In my CranioSacral Therapy practice, I have seen how touch provides the access point to the information that one needs to help resolve the cause of the pain in the body. Sometimes there are words the client shares, while other times the underlying conversation happens through touch. An affirming sound is often enough.
As a mother, I have noticed how touch comforts a sad child. It can be the only form of “conversation” when a child does not want to talk. This is especially true in infancy when our children are non-verbal. How we hold and cradle our babies is the primary communication. When we encourage a young child to explore new movements, like learning how to roll, sit, and stand, the support comes from a balanced dosage of physical touch. For example, oftentimes we sit them up and then very gradually take away our hands to allow the baby to experiment with which muscles to engage and coordinate while they learn to sit independently.
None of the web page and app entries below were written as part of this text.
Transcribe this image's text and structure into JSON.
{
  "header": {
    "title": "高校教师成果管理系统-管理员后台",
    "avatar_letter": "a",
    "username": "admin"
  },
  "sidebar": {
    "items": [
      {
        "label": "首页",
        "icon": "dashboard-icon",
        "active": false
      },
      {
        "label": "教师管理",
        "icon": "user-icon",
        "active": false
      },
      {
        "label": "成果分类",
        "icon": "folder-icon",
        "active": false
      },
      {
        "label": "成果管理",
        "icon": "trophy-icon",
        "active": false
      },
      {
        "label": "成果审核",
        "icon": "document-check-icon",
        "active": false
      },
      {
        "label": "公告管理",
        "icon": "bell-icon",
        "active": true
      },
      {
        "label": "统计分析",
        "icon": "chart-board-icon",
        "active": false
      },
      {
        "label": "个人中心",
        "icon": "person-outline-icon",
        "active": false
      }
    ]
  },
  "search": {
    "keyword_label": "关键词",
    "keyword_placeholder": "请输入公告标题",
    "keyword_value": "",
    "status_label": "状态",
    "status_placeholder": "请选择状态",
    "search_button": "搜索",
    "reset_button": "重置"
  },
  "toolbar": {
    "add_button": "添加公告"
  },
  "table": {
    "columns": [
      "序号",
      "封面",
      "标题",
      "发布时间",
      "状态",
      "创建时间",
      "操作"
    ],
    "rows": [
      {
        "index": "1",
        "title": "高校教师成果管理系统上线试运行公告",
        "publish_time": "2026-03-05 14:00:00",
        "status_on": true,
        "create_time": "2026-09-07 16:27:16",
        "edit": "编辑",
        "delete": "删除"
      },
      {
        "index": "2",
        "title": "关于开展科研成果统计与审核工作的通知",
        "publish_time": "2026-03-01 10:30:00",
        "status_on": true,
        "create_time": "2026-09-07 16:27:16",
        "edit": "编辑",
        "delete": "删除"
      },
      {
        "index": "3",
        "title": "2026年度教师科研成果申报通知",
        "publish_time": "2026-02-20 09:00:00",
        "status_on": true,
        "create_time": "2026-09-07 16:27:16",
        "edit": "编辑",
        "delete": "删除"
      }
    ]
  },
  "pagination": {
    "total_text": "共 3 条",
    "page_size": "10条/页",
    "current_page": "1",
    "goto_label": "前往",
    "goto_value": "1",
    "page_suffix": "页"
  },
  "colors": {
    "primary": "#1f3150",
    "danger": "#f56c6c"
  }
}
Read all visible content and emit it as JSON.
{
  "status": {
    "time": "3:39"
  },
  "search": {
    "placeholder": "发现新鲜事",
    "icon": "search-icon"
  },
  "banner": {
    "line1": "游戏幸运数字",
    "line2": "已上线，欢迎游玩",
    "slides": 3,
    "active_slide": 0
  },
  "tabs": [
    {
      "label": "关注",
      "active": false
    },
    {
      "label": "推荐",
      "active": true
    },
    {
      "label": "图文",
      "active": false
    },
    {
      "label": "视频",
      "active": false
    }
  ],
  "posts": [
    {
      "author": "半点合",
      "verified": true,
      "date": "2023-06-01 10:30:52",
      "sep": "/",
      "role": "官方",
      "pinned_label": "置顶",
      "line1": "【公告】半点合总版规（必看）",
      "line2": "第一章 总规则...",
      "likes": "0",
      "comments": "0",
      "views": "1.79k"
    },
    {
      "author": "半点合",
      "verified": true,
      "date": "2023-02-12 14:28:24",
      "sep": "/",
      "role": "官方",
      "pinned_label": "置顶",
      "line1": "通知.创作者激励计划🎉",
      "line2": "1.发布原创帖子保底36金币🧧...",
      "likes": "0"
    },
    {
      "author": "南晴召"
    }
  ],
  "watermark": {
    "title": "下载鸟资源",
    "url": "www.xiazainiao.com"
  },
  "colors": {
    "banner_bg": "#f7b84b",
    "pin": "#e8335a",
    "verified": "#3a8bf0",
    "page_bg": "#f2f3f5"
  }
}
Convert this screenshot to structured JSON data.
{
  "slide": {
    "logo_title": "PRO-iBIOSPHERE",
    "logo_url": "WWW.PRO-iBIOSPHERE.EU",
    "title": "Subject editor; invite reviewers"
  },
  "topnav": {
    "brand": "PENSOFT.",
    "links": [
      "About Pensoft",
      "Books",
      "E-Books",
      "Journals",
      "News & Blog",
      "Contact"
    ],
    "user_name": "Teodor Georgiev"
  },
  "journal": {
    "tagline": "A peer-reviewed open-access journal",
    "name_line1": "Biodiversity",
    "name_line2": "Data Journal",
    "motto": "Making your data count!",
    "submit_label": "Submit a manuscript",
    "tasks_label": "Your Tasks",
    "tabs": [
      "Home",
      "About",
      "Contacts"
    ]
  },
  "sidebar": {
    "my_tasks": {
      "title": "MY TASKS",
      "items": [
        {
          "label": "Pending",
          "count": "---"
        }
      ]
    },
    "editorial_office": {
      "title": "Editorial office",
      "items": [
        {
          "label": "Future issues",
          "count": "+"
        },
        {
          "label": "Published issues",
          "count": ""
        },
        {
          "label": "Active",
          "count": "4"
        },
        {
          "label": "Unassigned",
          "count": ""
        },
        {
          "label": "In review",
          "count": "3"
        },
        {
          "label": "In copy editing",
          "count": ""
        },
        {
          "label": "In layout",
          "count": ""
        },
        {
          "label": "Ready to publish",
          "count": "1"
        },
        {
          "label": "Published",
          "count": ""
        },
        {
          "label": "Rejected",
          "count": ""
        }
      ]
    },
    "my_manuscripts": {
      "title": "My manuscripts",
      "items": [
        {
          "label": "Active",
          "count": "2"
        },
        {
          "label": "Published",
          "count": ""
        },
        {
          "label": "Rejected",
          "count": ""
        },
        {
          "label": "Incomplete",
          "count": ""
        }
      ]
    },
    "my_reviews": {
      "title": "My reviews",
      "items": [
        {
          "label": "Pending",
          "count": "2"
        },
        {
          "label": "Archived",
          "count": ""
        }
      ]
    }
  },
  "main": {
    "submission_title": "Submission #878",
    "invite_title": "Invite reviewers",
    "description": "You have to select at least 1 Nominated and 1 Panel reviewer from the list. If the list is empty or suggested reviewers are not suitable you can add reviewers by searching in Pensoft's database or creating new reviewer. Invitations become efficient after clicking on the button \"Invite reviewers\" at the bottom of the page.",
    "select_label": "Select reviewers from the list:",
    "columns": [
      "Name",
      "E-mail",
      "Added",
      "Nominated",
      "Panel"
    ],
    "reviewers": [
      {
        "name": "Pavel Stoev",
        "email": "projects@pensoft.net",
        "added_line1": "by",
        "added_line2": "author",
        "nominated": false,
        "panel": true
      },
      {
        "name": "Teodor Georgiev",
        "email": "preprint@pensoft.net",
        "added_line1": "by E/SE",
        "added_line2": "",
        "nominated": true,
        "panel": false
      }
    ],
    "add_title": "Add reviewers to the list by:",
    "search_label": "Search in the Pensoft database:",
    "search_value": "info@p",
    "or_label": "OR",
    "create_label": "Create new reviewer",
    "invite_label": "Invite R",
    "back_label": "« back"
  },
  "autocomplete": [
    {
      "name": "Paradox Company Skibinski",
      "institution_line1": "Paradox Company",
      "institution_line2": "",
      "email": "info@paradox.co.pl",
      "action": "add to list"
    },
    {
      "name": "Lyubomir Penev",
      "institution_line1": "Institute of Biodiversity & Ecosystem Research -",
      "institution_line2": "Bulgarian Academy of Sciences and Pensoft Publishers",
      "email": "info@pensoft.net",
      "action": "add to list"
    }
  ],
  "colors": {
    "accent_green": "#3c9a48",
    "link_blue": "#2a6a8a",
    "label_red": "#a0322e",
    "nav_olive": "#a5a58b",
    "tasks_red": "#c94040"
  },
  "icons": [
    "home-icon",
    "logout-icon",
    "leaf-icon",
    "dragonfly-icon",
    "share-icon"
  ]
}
As we journey through the circle of life and we start to lose our physical independence, we want to support our loved ones enough so that they know they are safe without removing independence too early or before they are ready. Our touch can convey caring and support while not smothering or belittling our loved one who is losing physical or cognitive independence. People in the more advanced stage of Alzheimer’s disease lose their verbal communication. Touch can help bridge that gap with connection and intimacy. Just the other day a friend shared with me how she laid down with her husband who has advanced stage Alzheimers and just held him. While they were lying together, she welled up with emotion. At the same time, she noticed tears rolling down her husband’s face.
There is a back and forth conversation that happens through touch as well as the more obvious verbal conversation. Additionally, as we have seen, there are times when there is no conversation. Yet there is power from the absence of words.
When there is less verbal dialogue happening, one of the nuances that come into play is the consent of touch. You may recall instances where you communicated or someone communicated to you that touch did not feel good. Young children are very good at letting you know when they feel constrained or they need to be held a little firmer; often through nonverbal communication. And thus, touch can act as a powerful communicator and surpass all words in critical situations.
So tell me — when is a time that you let touch do the talking? How has touch comforted you in a time of distress or challenge?